#### Records supplied
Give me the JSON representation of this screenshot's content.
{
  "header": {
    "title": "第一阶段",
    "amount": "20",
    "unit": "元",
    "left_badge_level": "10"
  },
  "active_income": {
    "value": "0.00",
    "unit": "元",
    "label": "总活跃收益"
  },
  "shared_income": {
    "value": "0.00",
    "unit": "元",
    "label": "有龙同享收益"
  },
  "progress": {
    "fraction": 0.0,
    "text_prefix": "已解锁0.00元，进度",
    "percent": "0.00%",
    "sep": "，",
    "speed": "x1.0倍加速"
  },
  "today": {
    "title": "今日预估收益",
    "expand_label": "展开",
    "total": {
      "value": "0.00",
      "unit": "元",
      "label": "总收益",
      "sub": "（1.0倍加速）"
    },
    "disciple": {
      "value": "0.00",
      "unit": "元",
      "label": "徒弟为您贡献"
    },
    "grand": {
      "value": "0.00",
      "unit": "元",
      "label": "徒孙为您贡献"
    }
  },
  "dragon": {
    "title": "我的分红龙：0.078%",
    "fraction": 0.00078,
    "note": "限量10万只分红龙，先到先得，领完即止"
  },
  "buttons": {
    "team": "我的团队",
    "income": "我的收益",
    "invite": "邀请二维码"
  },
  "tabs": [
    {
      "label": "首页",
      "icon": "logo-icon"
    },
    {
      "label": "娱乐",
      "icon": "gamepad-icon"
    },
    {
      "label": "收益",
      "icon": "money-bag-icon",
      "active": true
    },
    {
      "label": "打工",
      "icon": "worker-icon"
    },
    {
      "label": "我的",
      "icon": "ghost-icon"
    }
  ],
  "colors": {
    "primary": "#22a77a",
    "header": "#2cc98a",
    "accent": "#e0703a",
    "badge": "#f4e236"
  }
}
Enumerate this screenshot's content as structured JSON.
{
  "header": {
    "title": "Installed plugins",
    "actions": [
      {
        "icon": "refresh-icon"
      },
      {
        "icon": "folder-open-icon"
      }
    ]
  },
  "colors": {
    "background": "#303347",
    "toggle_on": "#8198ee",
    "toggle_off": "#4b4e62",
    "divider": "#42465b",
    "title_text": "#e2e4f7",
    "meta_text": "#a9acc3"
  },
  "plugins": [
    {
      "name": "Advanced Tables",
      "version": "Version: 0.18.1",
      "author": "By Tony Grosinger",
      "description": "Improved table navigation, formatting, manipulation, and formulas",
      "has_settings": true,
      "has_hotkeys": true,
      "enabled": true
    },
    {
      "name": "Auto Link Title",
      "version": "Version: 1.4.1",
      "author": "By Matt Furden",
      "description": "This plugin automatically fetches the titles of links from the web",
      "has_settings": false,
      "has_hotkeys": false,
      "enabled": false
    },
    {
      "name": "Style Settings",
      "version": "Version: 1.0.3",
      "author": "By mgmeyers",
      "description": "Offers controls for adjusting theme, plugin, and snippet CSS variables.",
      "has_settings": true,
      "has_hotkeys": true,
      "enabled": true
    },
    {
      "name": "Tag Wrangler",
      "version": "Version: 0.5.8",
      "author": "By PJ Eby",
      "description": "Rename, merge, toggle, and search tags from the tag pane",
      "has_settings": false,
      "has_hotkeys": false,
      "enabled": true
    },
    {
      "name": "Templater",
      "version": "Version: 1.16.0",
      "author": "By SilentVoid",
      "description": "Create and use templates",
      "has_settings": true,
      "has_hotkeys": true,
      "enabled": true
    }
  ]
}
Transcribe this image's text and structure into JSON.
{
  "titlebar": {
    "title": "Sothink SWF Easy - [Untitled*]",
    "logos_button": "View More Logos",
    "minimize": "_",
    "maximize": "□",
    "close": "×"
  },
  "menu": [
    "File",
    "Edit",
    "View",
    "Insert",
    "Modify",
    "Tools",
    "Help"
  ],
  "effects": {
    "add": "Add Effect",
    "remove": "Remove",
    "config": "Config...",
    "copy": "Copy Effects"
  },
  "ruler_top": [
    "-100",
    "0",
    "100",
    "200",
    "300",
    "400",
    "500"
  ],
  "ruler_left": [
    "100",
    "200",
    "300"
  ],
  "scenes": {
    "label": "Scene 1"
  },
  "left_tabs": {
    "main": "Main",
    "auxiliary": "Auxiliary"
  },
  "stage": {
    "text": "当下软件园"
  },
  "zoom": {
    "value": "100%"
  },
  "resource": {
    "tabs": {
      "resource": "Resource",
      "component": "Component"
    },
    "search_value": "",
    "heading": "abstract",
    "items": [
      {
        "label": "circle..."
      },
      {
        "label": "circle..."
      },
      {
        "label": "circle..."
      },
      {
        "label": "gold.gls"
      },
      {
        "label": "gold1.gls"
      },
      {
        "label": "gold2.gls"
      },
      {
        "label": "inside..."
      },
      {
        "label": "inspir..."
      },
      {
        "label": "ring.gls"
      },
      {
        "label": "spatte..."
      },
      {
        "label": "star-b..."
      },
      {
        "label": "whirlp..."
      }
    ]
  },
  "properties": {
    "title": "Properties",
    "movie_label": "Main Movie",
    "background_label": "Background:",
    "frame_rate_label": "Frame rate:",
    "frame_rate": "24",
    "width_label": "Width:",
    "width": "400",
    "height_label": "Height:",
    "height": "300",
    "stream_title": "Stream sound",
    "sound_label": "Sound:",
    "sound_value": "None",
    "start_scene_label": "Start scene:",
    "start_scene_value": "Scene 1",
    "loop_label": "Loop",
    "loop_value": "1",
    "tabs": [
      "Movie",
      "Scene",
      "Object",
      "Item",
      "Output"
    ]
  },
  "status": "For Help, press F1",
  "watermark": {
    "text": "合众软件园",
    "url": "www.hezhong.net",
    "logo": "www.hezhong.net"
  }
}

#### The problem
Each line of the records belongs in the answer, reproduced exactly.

#### Response to the task
Give me the JSON representation of this screenshot's content.
{
  "header": {
    "title": "第一阶段",
    "amount": "20",
    "unit": "元",
    "left_badge_level": "10"
  },
  "active_income": {
    "value": "0.00",
    "unit": "元",
    "label": "总活跃收益"
  },
  "shared_income": {
    "value": "0.00",
    "unit": "元",
    "label": "有龙同享收益"
  },
  "progress": {
    "fraction": 0.0,
    "text_prefix": "已解锁0.00元，进度",
    "percent": "0.00%",
    "sep": "，",
    "speed": "x1.0倍加速"
  },
  "today": {
    "title": "今日预估收益",
    "expand_label": "展开",
    "total": {
      "value": "0.00",
      "unit": "元",
      "label": "总收益",
      "sub": "（1.0倍加速）"
    },
    "disciple": {
      "value": "0.00",
      "unit": "元",
      "label": "徒弟为您贡献"
    },
    "grand": {
      "value": "0.00",
      "unit": "元",
      "label": "徒孙为您贡献"
    }
  },
  "dragon": {
    "title": "我的分红龙：0.078%",
    "fraction": 0.00078,
    "note": "限量10万只分红龙，先到先得，领完即止"
  },
  "buttons": {
    "team": "我的团队",
    "income": "我的收益",
    "invite": "邀请二维码"
  },
  "tabs": [
    {
      "label": "首页",
      "icon": "logo-icon"
    },
    {
      "label": "娱乐",
      "icon": "gamepad-icon"
    },
    {
      "label": "收益",
      "icon": "money-bag-icon",
      "active": true
    },
    {
      "label": "打工",
      "icon": "worker-icon"
    },
    {
      "label": "我的",
      "icon": "ghost-icon"
    }
  ],
  "colors": {
    "primary": "#22a77a",
    "header": "#2cc98a",
    "accent": "#e0703a",
    "badge": "#f4e236"
  }
}
Enumerate this screenshot's content as structured JSON.
{
  "header": {
    "title": "Installed plugins",
    "actions": [
      {
        "icon": "refresh-icon"
      },
      {
        "icon": "folder-open-icon"
      }
    ]
  },
  "colors": {
    "background": "#303347",
    "toggle_on": "#8198ee",
    "toggle_off": "#4b4e62",
    "divider": "#42465b",
    "title_text": "#e2e4f7",
    "meta_text": "#a9acc3"
  },
  "plugins": [
    {
      "name": "Advanced Tables",
      "version": "Version: 0.18.1",
      "author": "By Tony Grosinger",
      "description": "Improved table navigation, formatting, manipulation, and formulas",
      "has_settings": true,
      "has_hotkeys": true,
      "enabled": true
    },
    {
      "name": "Auto Link Title",
      "version": "Version: 1.4.1",
      "author": "By Matt Furden",
      "description": "This plugin automatically fetches the titles of links from the web",
      "has_settings": false,
      "has_hotkeys": false,
      "enabled": false
    },
    {
      "name": "Style Settings",
      "version": "Version: 1.0.3",
      "author": "By mgmeyers",
      "description": "Offers controls for adjusting theme, plugin, and snippet CSS variables.",
      "has_settings": true,
      "has_hotkeys": true,
      "enabled": true
    },
    {
      "name": "Tag Wrangler",
      "version": "Version: 0.5.8",
      "author": "By PJ Eby",
      "description": "Rename, merge, toggle, and search tags from the tag pane",
      "has_settings": false,
      "has_hotkeys": false,
      "enabled": true
    },
    {
      "name": "Templater",
      "version": "Version: 1.16.0",
      "author": "By SilentVoid",
      "description": "Create and use templates",
      "has_settings": true,
      "has_hotkeys": true,
      "enabled": true
    }
  ]
}
Transcribe this image's text and structure into JSON.
{
  "titlebar": {
    "title": "Sothink SWF Easy - [Untitled*]",
    "logos_button": "View More Logos",
    "minimize": "_",
    "maximize": "□",
    "close": "×"
  },
  "menu": [
    "File",
    "Edit",
    "View",
    "Insert",
    "Modify",
    "Tools",
    "Help"
  ],
  "effects": {
    "add": "Add Effect",
    "remove": "Remove",
    "config": "Config...",
    "copy": "Copy Effects"
  },
  "ruler_top": [
    "-100",
    "0",
    "100",
    "200",
    "300",
    "400",
    "500"
  ],
  "ruler_left": [
    "100",
    "200",
    "300"
  ],
  "scenes": {
    "label": "Scene 1"
  },
  "left_tabs": {
    "main": "Main",
    "auxiliary": "Auxiliary"
  },
  "stage": {
    "text": "当下软件园"
  },
  "zoom": {
    "value": "100%"
  },
  "resource": {
    "tabs": {
      "resource": "Resource",
      "component": "Component"
    },
    "search_value": "",
    "heading": "abstract",
    "items": [
      {
        "label": "circle..."
      },
      {
        "label": "circle..."
      },
      {
        "label": "circle..."
      },
      {
        "label": "gold.gls"
      },
      {
        "label": "gold1.gls"
      },
      {
        "label": "gold2.gls"
      },
      {
        "label": "inside..."
      },
      {
        "label": "inspir..."
      },
      {
        "label": "ring.gls"
      },
      {
        "label": "spatte..."
      },
      {
        "label": "star-b..."
      },
      {
        "label": "whirlp..."
      }
    ]
  },
  "properties": {
    "title": "Properties",
    "movie_label": "Main Movie",
    "background_label": "Background:",
    "frame_rate_label": "Frame rate:",
    "frame_rate": "24",
    "width_label": "Width:",
    "width": "400",
    "height_label": "Height:",
    "height": "300",
    "stream_title": "Stream sound",
    "sound_label": "Sound:",
    "sound_value": "None",
    "start_scene_label": "Start scene:",
    "start_scene_value": "Scene 1",
    "loop_label": "Loop",
    "loop_value": "1",
    "tabs": [
      "Movie",
      "Scene",
      "Object",
      "Item",
      "Output"
    ]
  },
  "status": "For Help, press F1",
  "watermark": {
    "text": "合众软件园",
    "url": "www.hezhong.net",
    "logo": "www.hezhong.net"
  }
}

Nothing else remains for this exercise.